--- What needs to be done ---
Please repeat every entry exactly as written, but skip the pictures.

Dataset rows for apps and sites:
══════

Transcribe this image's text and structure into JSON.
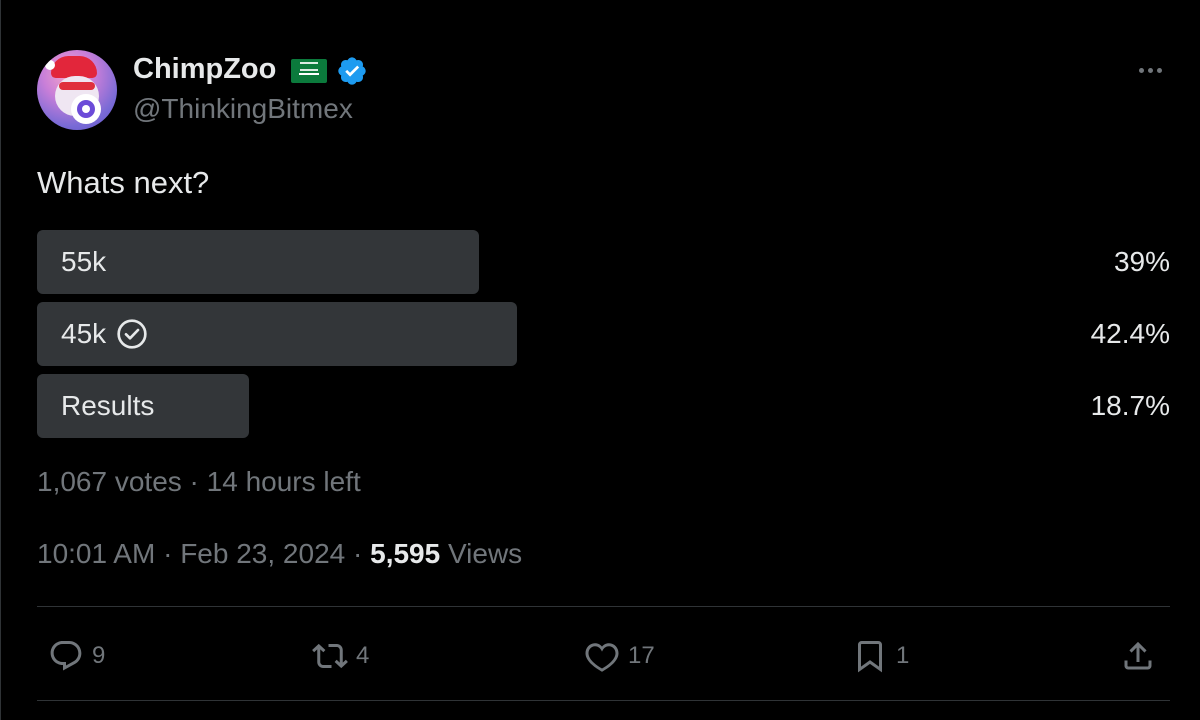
{
  "author": {
    "name": "ChimpZoo",
    "handle": "@ThinkingBitmex",
    "flag": "saudi-arabia-flag",
    "verified": true
  },
  "tweet": {
    "text": "Whats next?"
  },
  "poll": {
    "options": [
      {
        "label": "55k",
        "percent_label": "39%",
        "percent": 39,
        "winner": false
      },
      {
        "label": "45k",
        "percent_label": "42.4%",
        "percent": 42.4,
        "winner": true
      },
      {
        "label": "Results",
        "percent_label": "18.7%",
        "percent": 18.7,
        "winner": false
      }
    ],
    "meta": "1,067 votes · 14 hours left"
  },
  "meta": {
    "time": "10:01 AM",
    "sep1": " · ",
    "date": "Feb 23, 2024",
    "sep2": " · ",
    "views_count": "5,595",
    "views_label": " Views"
  },
  "actions": {
    "replies": "9",
    "reposts": "4",
    "likes": "17",
    "bookmarks": "1"
  },
  "colors": {
    "background": "#000000",
    "text": "#e7e9ea",
    "muted": "#71767b",
    "poll_bar": "#333639",
    "verified": "#1d9bf0"
  }
}
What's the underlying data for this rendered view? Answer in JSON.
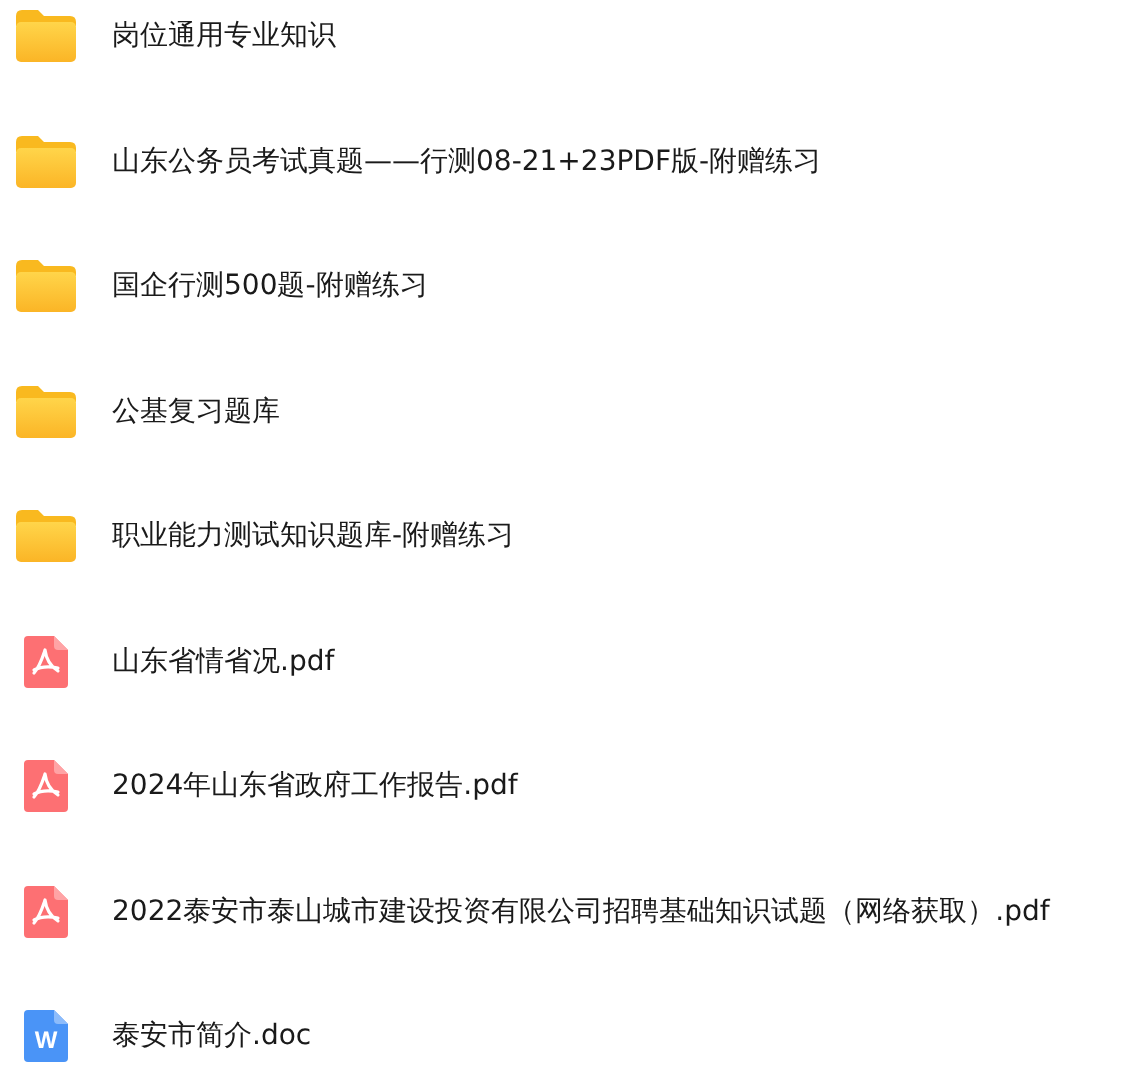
{
  "files": [
    {
      "kind": "folder",
      "name": "岗位通用专业知识"
    },
    {
      "kind": "folder",
      "name": "山东公务员考试真题——行测08-21+23PDF版-附赠练习"
    },
    {
      "kind": "folder",
      "name": "国企行测500题-附赠练习"
    },
    {
      "kind": "folder",
      "name": "公基复习题库"
    },
    {
      "kind": "folder",
      "name": "职业能力测试知识题库-附赠练习"
    },
    {
      "kind": "pdf",
      "name": "山东省情省况.pdf"
    },
    {
      "kind": "pdf",
      "name": "2024年山东省政府工作报告.pdf"
    },
    {
      "kind": "pdf",
      "name": "2022泰安市泰山城市建设投资有限公司招聘基础知识试题（网络获取）.pdf"
    },
    {
      "kind": "doc",
      "name": "泰安市简介.doc",
      "icon_letter": "W"
    }
  ]
}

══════

--- Written answer ---
Transcribe this image's text and structure into JSON.
{
  "author": {
    "name": "ChimpZoo",
    "handle": "@ThinkingBitmex",
    "flag": "saudi-arabia-flag",
    "verified": true
  },
  "tweet": {
    "text": "Whats next?"
  },
  "poll": {
    "options": [
      {
        "label": "55k",
        "percent_label": "39%",
        "percent": 39,
        "winner": false
      },
      {
        "label": "45k",
        "percent_label": "42.4%",
        "percent": 42.4,
        "winner": true
      },
      {
        "label": "Results",
        "percent_label": "18.7%",
        "percent": 18.7,
        "winner": false
      }
    ],
    "meta": "1,067 votes · 14 hours left"
  },
  "meta": {
    "time": "10:01 AM",
    "sep1": " · ",
    "date": "Feb 23, 2024",
    "sep2": " · ",
    "views_count": "5,595",
    "views_label": " Views"
  },
  "actions": {
    "replies": "9",
    "reposts": "4",
    "likes": "17",
    "bookmarks": "1"
  },
  "colors": {
    "background": "#000000",
    "text": "#e7e9ea",
    "muted": "#71767b",
    "poll_bar": "#333639",
    "verified": "#1d9bf0"
  }
}
What's the underlying data for this rendered view? Answer in JSON.
{
  "files": [
    {
      "kind": "folder",
      "name": "岗位通用专业知识"
    },
    {
      "kind": "folder",
      "name": "山东公务员考试真题——行测08-21+23PDF版-附赠练习"
    },
    {
      "kind": "folder",
      "name": "国企行测500题-附赠练习"
    },
    {
      "kind": "folder",
      "name": "公基复习题库"
    },
    {
      "kind": "folder",
      "name": "职业能力测试知识题库-附赠练习"
    },
    {
      "kind": "pdf",
      "name": "山东省情省况.pdf"
    },
    {
      "kind": "pdf",
      "name": "2024年山东省政府工作报告.pdf"
    },
    {
      "kind": "pdf",
      "name": "2022泰安市泰山城市建设投资有限公司招聘基础知识试题（网络获取）.pdf"
    },
    {
      "kind": "doc",
      "name": "泰安市简介.doc",
      "icon_letter": "W"
    }
  ]
}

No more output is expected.